───── INPUT MATERIAL ─────

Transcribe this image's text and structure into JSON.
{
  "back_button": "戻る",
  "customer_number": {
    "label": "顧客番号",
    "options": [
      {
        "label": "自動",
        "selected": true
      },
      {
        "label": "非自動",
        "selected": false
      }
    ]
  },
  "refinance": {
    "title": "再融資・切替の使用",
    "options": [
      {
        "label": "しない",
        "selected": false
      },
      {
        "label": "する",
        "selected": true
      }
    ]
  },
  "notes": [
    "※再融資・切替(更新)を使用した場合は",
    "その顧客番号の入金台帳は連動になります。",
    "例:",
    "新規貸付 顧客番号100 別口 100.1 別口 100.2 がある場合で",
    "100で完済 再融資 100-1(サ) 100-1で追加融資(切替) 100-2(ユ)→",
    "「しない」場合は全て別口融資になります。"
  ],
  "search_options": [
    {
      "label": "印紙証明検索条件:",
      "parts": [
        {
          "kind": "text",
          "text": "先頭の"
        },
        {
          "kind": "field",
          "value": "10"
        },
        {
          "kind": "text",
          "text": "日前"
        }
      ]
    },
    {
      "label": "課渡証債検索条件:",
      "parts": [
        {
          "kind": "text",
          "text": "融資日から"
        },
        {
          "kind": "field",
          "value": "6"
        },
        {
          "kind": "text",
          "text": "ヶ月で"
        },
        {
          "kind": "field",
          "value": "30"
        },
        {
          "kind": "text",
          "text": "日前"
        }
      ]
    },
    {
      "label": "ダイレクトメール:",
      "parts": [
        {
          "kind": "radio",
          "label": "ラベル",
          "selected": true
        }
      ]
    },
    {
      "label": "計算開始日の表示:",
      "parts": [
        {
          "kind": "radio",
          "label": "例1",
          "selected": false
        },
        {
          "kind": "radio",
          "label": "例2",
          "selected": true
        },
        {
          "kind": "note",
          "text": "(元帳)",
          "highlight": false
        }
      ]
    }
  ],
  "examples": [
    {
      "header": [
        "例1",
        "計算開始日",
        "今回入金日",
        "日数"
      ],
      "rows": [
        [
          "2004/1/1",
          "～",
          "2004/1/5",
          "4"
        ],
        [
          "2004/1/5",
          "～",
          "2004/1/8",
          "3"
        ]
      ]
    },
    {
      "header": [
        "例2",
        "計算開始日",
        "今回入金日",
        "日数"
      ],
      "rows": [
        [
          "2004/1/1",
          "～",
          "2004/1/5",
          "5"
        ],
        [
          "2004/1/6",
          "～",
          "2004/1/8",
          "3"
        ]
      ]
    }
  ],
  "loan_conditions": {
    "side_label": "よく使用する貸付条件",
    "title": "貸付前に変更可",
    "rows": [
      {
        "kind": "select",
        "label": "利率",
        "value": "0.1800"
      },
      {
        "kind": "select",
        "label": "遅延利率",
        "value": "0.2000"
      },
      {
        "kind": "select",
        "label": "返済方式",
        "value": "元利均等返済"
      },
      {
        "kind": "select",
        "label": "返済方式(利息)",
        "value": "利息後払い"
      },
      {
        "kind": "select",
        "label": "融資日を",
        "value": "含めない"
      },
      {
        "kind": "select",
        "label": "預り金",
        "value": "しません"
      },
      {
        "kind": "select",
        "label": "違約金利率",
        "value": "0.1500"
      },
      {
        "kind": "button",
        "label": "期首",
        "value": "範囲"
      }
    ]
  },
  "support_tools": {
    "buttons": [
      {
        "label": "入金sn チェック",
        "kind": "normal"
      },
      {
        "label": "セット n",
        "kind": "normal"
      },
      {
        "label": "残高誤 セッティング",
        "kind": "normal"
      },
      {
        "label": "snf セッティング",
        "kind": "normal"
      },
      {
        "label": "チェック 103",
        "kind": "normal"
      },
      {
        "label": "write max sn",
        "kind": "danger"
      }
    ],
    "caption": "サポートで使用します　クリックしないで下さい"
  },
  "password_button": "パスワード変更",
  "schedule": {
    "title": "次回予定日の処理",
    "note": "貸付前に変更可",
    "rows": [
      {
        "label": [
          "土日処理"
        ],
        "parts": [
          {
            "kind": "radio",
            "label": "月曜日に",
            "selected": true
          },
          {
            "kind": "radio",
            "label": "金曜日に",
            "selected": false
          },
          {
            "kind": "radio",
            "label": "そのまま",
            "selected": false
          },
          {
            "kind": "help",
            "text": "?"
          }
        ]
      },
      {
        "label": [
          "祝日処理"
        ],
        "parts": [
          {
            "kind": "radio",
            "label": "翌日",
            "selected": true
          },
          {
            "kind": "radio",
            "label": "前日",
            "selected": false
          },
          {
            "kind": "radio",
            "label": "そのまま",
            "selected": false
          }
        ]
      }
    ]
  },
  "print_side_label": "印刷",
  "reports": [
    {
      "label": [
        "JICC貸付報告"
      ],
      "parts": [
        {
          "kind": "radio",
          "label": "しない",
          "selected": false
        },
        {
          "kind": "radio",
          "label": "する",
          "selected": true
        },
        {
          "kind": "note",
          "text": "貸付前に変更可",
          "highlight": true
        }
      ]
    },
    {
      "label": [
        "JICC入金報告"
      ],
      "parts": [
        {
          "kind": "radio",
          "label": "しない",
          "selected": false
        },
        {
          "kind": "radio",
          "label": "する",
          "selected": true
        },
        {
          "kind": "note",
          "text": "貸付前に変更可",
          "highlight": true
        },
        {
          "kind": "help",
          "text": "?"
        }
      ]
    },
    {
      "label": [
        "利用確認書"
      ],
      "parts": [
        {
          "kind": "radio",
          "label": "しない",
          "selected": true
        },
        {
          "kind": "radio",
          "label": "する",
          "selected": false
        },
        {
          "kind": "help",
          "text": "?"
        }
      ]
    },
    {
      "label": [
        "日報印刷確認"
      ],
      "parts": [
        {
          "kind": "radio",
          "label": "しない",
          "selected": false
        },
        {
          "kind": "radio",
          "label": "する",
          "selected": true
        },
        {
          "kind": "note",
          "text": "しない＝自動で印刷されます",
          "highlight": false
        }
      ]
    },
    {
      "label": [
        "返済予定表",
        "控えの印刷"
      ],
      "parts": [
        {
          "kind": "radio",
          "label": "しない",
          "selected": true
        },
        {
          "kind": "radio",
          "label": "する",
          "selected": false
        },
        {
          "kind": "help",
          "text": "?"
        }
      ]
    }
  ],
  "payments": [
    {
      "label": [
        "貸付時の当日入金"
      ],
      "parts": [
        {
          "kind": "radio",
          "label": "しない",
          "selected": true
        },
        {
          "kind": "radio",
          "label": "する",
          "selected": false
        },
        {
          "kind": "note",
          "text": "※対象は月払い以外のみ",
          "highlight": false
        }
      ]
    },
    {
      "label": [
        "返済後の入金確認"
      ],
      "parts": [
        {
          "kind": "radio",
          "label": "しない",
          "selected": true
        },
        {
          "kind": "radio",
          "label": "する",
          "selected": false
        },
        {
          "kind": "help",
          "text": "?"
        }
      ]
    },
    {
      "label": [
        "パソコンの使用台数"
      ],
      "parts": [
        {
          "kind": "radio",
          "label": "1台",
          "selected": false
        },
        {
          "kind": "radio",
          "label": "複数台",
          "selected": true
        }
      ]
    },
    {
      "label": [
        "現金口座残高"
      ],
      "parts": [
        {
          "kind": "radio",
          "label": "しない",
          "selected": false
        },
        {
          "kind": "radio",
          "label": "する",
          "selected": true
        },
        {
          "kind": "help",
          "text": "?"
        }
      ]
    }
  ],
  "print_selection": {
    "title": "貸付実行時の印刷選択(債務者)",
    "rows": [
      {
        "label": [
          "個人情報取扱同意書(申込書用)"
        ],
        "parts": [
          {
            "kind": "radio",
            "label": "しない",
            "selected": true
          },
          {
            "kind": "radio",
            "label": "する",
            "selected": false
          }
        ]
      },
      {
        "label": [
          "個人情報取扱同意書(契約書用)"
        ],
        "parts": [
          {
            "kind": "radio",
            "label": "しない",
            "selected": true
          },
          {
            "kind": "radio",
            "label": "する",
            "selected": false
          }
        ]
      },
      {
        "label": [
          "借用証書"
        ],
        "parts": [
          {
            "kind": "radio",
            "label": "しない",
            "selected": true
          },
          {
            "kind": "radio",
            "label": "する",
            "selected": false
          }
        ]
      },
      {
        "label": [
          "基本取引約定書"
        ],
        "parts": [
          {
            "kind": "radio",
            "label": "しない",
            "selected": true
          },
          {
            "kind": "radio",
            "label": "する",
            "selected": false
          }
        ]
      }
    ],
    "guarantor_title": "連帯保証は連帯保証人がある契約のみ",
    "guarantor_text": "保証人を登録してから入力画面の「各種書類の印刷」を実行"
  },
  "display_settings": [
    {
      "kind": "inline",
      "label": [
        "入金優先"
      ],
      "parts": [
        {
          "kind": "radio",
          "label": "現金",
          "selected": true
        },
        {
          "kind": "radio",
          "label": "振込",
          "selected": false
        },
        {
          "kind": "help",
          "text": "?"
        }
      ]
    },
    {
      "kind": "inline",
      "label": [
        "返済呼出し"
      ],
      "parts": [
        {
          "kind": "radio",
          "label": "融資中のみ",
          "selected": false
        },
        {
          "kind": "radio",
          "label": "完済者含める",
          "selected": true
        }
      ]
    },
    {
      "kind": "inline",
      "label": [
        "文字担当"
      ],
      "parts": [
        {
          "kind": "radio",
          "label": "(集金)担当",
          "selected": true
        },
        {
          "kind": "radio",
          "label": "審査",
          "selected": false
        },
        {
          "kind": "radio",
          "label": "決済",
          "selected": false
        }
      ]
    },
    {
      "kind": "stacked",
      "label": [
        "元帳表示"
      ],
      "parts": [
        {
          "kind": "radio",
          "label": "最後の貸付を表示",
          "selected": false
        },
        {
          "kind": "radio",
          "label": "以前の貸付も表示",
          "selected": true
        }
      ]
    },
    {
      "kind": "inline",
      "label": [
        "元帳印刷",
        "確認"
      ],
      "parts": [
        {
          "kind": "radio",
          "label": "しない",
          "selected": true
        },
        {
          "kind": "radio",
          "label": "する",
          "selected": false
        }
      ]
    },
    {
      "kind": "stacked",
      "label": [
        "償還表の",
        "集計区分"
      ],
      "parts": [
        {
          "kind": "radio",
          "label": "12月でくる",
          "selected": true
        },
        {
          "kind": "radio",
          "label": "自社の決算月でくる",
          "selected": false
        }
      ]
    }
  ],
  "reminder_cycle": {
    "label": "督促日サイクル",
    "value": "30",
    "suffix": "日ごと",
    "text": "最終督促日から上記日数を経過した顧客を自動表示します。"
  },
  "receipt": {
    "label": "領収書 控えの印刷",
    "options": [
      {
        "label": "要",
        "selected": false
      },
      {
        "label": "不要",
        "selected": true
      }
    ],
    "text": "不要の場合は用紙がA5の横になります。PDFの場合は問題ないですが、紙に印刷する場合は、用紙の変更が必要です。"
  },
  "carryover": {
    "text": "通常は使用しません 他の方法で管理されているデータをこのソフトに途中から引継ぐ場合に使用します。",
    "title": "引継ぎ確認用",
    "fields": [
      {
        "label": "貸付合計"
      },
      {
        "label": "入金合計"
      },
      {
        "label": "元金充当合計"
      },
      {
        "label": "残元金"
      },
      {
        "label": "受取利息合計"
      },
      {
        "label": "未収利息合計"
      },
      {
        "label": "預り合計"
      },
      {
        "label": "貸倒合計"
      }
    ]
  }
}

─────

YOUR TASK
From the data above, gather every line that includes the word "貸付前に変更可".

ANSWER
    "title": "貸付前に変更可",
    "note": "貸付前に変更可",
          "text": "貸付前に変更可",
          "text": "貸付前に変更可",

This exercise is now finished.